*BRIEF:* Each entry below is to be copied verbatim, with no line missing.

*** Block opens ***

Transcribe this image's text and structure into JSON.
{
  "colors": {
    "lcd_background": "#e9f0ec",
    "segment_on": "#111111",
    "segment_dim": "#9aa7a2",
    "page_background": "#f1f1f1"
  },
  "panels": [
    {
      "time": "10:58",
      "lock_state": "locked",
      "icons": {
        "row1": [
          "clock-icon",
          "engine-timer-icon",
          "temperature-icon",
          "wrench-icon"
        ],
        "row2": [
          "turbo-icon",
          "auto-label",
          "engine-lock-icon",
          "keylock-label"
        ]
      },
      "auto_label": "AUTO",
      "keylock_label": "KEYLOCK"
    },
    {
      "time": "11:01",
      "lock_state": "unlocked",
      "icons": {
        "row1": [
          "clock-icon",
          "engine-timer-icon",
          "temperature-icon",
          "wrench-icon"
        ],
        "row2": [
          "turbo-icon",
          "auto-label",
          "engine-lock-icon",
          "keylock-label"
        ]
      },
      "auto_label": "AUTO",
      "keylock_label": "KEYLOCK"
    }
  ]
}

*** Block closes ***

*RESPONSE TO THIS TASK:*
Transcribe this image's text and structure into JSON.
{
  "colors": {
    "lcd_background": "#e9f0ec",
    "segment_on": "#111111",
    "segment_dim": "#9aa7a2",
    "page_background": "#f1f1f1"
  },
  "panels": [
    {
      "time": "10:58",
      "lock_state": "locked",
      "icons": {
        "row1": [
          "clock-icon",
          "engine-timer-icon",
          "temperature-icon",
          "wrench-icon"
        ],
        "row2": [
          "turbo-icon",
          "auto-label",
          "engine-lock-icon",
          "keylock-label"
        ]
      },
      "auto_label": "AUTO",
      "keylock_label": "KEYLOCK"
    },
    {
      "time": "11:01",
      "lock_state": "unlocked",
      "icons": {
        "row1": [
          "clock-icon",
          "engine-timer-icon",
          "temperature-icon",
          "wrench-icon"
        ],
        "row2": [
          "turbo-icon",
          "auto-label",
          "engine-lock-icon",
          "keylock-label"
        ]
      },
      "auto_label": "AUTO",
      "keylock_label": "KEYLOCK"
    }
  ]
}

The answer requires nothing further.